Collected data entries
┌──

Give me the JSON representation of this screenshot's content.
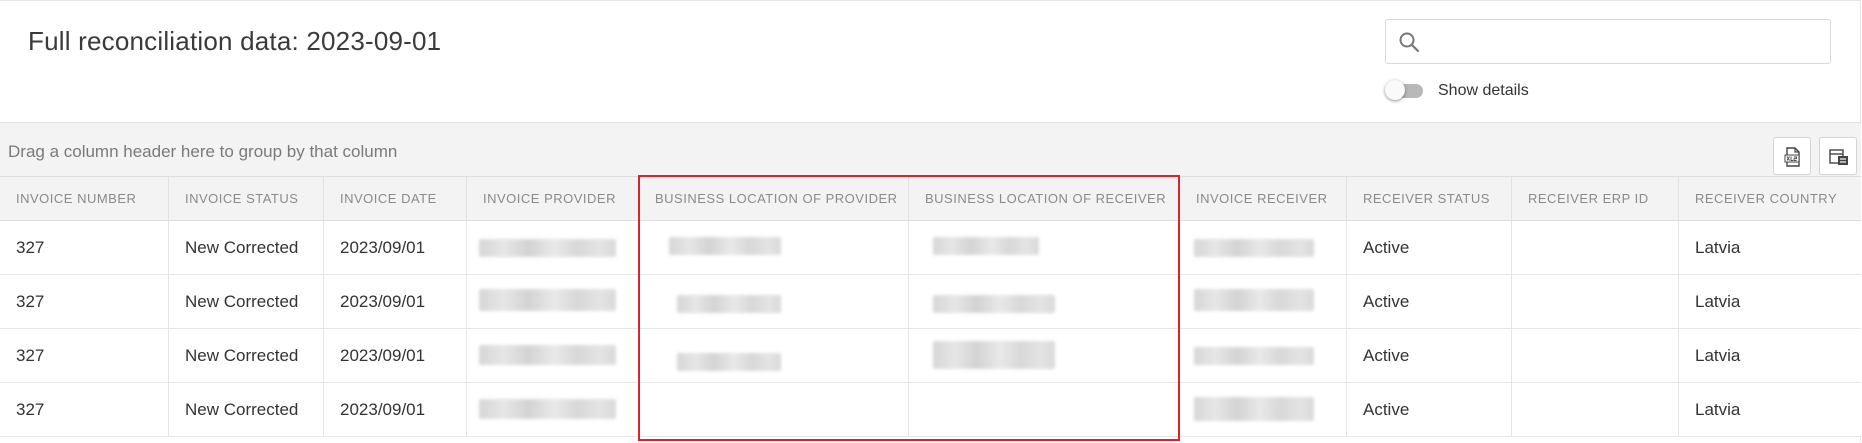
{
  "page": {
    "title": "Full reconciliation data: 2023-09-01"
  },
  "search": {
    "placeholder": "",
    "value": "",
    "icon": "search-icon"
  },
  "details_toggle": {
    "label": "Show details",
    "on": false
  },
  "group_panel": {
    "text": "Drag a column header here to group by that column"
  },
  "toolbar": {
    "buttons": [
      {
        "icon": "xlsx-export-icon"
      },
      {
        "icon": "column-chooser-icon"
      }
    ]
  },
  "table": {
    "columns": [
      "INVOICE NUMBER",
      "INVOICE STATUS",
      "INVOICE DATE",
      "INVOICE PROVIDER",
      "BUSINESS LOCATION OF PROVIDER",
      "BUSINESS LOCATION OF RECEIVER",
      "INVOICE RECEIVER",
      "RECEIVER STATUS",
      "RECEIVER ERP ID",
      "RECEIVER COUNTRY"
    ],
    "rows": [
      [
        "327",
        "New Corrected",
        "2023/09/01",
        "",
        "",
        "",
        "",
        "Active",
        "",
        "Latvia"
      ],
      [
        "327",
        "New Corrected",
        "2023/09/01",
        "",
        "",
        "",
        "",
        "Active",
        "",
        "Latvia"
      ],
      [
        "327",
        "New Corrected",
        "2023/09/01",
        "",
        "",
        "",
        "",
        "Active",
        "",
        "Latvia"
      ],
      [
        "327",
        "New Corrected",
        "2023/09/01",
        "",
        "",
        "",
        "",
        "Active",
        "",
        "Latvia"
      ]
    ]
  },
  "colors": {
    "highlight": "#d9232d",
    "header_bg": "#f3f3f3",
    "border": "#e6e6e6"
  }
}
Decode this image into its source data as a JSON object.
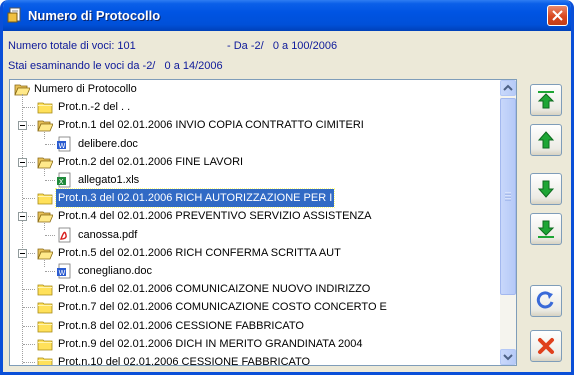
{
  "window": {
    "title": "Numero di Protocollo"
  },
  "info": {
    "total": "Numero totale di voci: 101",
    "range": "- Da -2/   0 a 100/2006",
    "examining": "Stai esaminando le voci da -2/   0 a 14/2006"
  },
  "tree": {
    "root": "Numero di Protocollo",
    "items": [
      {
        "label": "Prot.n.-2 del   . ."
      },
      {
        "label": "Prot.n.1 del 02.01.2006 INVIO COPIA CONTRATTO CIMITERI",
        "expanded": true
      },
      {
        "label": "delibere.doc",
        "icon": "word-doc-icon"
      },
      {
        "label": "Prot.n.2 del 02.01.2006 FINE LAVORI",
        "expanded": true
      },
      {
        "label": "allegato1.xls",
        "icon": "excel-file-icon"
      },
      {
        "label": "Prot.n.3 del 02.01.2006 RICH  AUTORIZZAZIONE  PER  I",
        "selected": true
      },
      {
        "label": "Prot.n.4 del 02.01.2006 PREVENTIVO SERVIZIO ASSISTENZA",
        "expanded": true
      },
      {
        "label": "canossa.pdf",
        "icon": "pdf-file-icon"
      },
      {
        "label": "Prot.n.5 del 02.01.2006 RICH   CONFERMA   SCRITTA  AUT",
        "expanded": true
      },
      {
        "label": "conegliano.doc",
        "icon": "word-doc-icon"
      },
      {
        "label": "Prot.n.6 del 02.01.2006 COMUNICAIZONE NUOVO INDIRIZZO"
      },
      {
        "label": "Prot.n.7 del 02.01.2006 COMUNICAZIONE COSTO CONCERTO E"
      },
      {
        "label": "Prot.n.8 del 02.01.2006 CESSIONE FABBRICATO"
      },
      {
        "label": "Prot.n.9 del 02.01.2006 DICH IN MERITO GRANDINATA 2004"
      },
      {
        "label": "Prot.n.10 del 02.01.2006 CESSIONE FABBRICATO"
      }
    ]
  },
  "buttons": [
    {
      "name": "move-to-top-button",
      "icon": "arrow-top-icon"
    },
    {
      "name": "move-up-button",
      "icon": "arrow-up-icon"
    },
    {
      "name": "move-down-button",
      "icon": "arrow-down-icon"
    },
    {
      "name": "move-to-bottom-button",
      "icon": "arrow-bottom-icon"
    },
    {
      "name": "refresh-button",
      "icon": "refresh-icon"
    },
    {
      "name": "delete-button",
      "icon": "delete-x-icon"
    }
  ],
  "colors": {
    "titlebar": "#0054e3",
    "info_text": "#0e1a9a",
    "selection": "#316ac5",
    "arrow_green": "#1ea635",
    "delete_red": "#e0401c"
  }
}
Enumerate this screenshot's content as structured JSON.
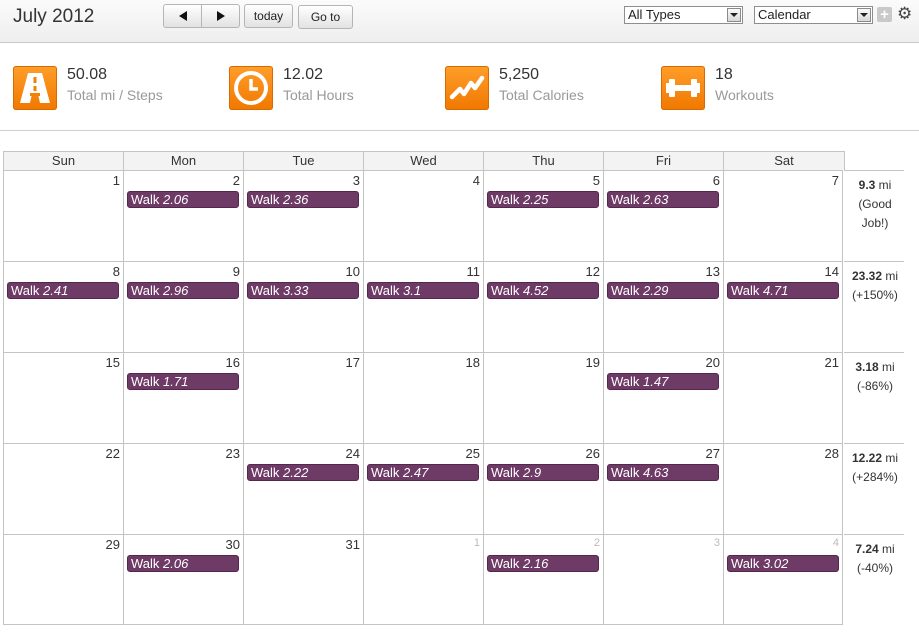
{
  "header": {
    "month_title": "July 2012",
    "today_label": "today",
    "goto_label": "Go to",
    "types_select": "All Types",
    "view_select": "Calendar"
  },
  "stats": [
    {
      "value": "50.08",
      "label": "Total mi / Steps",
      "icon": "road-icon"
    },
    {
      "value": "12.02",
      "label": "Total Hours",
      "icon": "clock-icon"
    },
    {
      "value": "5,250",
      "label": "Total Calories",
      "icon": "activity-chart-icon"
    },
    {
      "value": "18",
      "label": "Workouts",
      "icon": "dumbbell-icon"
    }
  ],
  "weekdays": [
    "Sun",
    "Mon",
    "Tue",
    "Wed",
    "Thu",
    "Fri",
    "Sat"
  ],
  "weeks": [
    {
      "days": [
        {
          "num": "1",
          "event": null,
          "other": false
        },
        {
          "num": "2",
          "event": {
            "type": "Walk",
            "value": "2.06"
          },
          "other": false
        },
        {
          "num": "3",
          "event": {
            "type": "Walk",
            "value": "2.36"
          },
          "other": false
        },
        {
          "num": "4",
          "event": null,
          "other": false
        },
        {
          "num": "5",
          "event": {
            "type": "Walk",
            "value": "2.25"
          },
          "other": false
        },
        {
          "num": "6",
          "event": {
            "type": "Walk",
            "value": "2.63"
          },
          "other": false
        },
        {
          "num": "7",
          "event": null,
          "other": false
        }
      ],
      "summary": {
        "total": "9.3",
        "unit": "mi",
        "note": "(Good Job!)"
      }
    },
    {
      "days": [
        {
          "num": "8",
          "event": {
            "type": "Walk",
            "value": "2.41"
          },
          "other": false
        },
        {
          "num": "9",
          "event": {
            "type": "Walk",
            "value": "2.96"
          },
          "other": false
        },
        {
          "num": "10",
          "event": {
            "type": "Walk",
            "value": "3.33"
          },
          "other": false
        },
        {
          "num": "11",
          "event": {
            "type": "Walk",
            "value": "3.1"
          },
          "other": false
        },
        {
          "num": "12",
          "event": {
            "type": "Walk",
            "value": "4.52"
          },
          "other": false
        },
        {
          "num": "13",
          "event": {
            "type": "Walk",
            "value": "2.29"
          },
          "other": false
        },
        {
          "num": "14",
          "event": {
            "type": "Walk",
            "value": "4.71"
          },
          "other": false
        }
      ],
      "summary": {
        "total": "23.32",
        "unit": "mi",
        "note": "(+150%)"
      }
    },
    {
      "days": [
        {
          "num": "15",
          "event": null,
          "other": false
        },
        {
          "num": "16",
          "event": {
            "type": "Walk",
            "value": "1.71"
          },
          "other": false
        },
        {
          "num": "17",
          "event": null,
          "other": false
        },
        {
          "num": "18",
          "event": null,
          "other": false
        },
        {
          "num": "19",
          "event": null,
          "other": false
        },
        {
          "num": "20",
          "event": {
            "type": "Walk",
            "value": "1.47"
          },
          "other": false
        },
        {
          "num": "21",
          "event": null,
          "other": false
        }
      ],
      "summary": {
        "total": "3.18",
        "unit": "mi",
        "note": "(-86%)"
      }
    },
    {
      "days": [
        {
          "num": "22",
          "event": null,
          "other": false
        },
        {
          "num": "23",
          "event": null,
          "other": false
        },
        {
          "num": "24",
          "event": {
            "type": "Walk",
            "value": "2.22"
          },
          "other": false
        },
        {
          "num": "25",
          "event": {
            "type": "Walk",
            "value": "2.47"
          },
          "other": false
        },
        {
          "num": "26",
          "event": {
            "type": "Walk",
            "value": "2.9"
          },
          "other": false
        },
        {
          "num": "27",
          "event": {
            "type": "Walk",
            "value": "4.63"
          },
          "other": false
        },
        {
          "num": "28",
          "event": null,
          "other": false
        }
      ],
      "summary": {
        "total": "12.22",
        "unit": "mi",
        "note": "(+284%)"
      }
    },
    {
      "days": [
        {
          "num": "29",
          "event": null,
          "other": false
        },
        {
          "num": "30",
          "event": {
            "type": "Walk",
            "value": "2.06"
          },
          "other": false
        },
        {
          "num": "31",
          "event": null,
          "other": false
        },
        {
          "num": "1",
          "event": null,
          "other": true
        },
        {
          "num": "2",
          "event": {
            "type": "Walk",
            "value": "2.16"
          },
          "other": true
        },
        {
          "num": "3",
          "event": null,
          "other": true
        },
        {
          "num": "4",
          "event": {
            "type": "Walk",
            "value": "3.02"
          },
          "other": true
        }
      ],
      "summary": {
        "total": "7.24",
        "unit": "mi",
        "note": "(-40%)"
      }
    }
  ],
  "colors": {
    "accent_orange": "#f58a0f",
    "event_purple": "#6e3a66"
  }
}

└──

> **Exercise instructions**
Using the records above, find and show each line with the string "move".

> **Problem solution**
      "name": "move-to-top-button",
      "name": "move-up-button",
      "name": "move-down-button",
      "name": "move-to-bottom-button",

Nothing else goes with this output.